Work order: Considering the entries that follow, report how many lines include the string "cure", giving the number alone.

Dataset excerpts:

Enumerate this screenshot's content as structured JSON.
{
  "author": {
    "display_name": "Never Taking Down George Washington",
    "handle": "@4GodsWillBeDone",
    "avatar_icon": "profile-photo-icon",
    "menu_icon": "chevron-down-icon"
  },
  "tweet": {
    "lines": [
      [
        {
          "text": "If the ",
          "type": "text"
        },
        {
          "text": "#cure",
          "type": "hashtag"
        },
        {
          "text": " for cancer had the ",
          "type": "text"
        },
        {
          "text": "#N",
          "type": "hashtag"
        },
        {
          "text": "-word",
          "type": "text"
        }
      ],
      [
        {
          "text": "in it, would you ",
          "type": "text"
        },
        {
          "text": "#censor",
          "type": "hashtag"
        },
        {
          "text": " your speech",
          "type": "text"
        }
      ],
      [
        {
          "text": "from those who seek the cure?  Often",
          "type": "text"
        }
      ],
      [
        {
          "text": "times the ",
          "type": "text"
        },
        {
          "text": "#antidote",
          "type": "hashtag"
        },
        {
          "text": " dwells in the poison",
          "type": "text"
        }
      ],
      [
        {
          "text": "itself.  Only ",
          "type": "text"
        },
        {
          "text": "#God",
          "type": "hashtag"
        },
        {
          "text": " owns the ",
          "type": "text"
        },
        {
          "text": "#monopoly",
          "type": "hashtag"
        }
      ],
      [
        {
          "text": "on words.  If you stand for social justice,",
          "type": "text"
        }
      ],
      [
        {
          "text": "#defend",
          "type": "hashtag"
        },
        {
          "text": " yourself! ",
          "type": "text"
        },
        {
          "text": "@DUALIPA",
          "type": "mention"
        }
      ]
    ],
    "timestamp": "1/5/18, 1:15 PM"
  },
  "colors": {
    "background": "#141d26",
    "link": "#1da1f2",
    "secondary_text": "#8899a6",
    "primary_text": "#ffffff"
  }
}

Output of the task: 2